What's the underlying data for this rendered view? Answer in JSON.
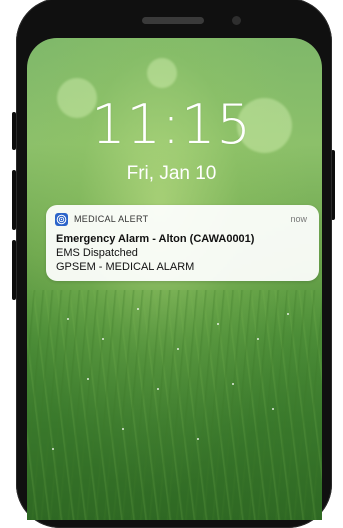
{
  "lock_screen": {
    "time": "11:15",
    "date": "Fri, Jan 10"
  },
  "notification": {
    "app_name": "MEDICAL ALERT",
    "timestamp": "now",
    "app_icon": "medical-alert-app-icon",
    "title": "Emergency Alarm - Alton (CAWA0001)",
    "body_lines": [
      "EMS Dispatched",
      "GPSEM - MEDICAL ALARM"
    ]
  },
  "colors": {
    "phone_frame": "#101010",
    "app_icon_bg": "#2c64c9",
    "notification_bg": "#ffffff",
    "wallpaper_top": "#7fb86a",
    "wallpaper_bottom": "#386f2b"
  }
}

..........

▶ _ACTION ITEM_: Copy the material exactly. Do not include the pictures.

▶ _ANSWER_:
What's the underlying data for this rendered view? Answer in JSON.
{
  "lock_screen": {
    "time": "11:15",
    "date": "Fri, Jan 10"
  },
  "notification": {
    "app_name": "MEDICAL ALERT",
    "timestamp": "now",
    "app_icon": "medical-alert-app-icon",
    "title": "Emergency Alarm - Alton (CAWA0001)",
    "body_lines": [
      "EMS Dispatched",
      "GPSEM - MEDICAL ALARM"
    ]
  },
  "colors": {
    "phone_frame": "#101010",
    "app_icon_bg": "#2c64c9",
    "notification_bg": "#ffffff",
    "wallpaper_top": "#7fb86a",
    "wallpaper_bottom": "#386f2b"
  }
}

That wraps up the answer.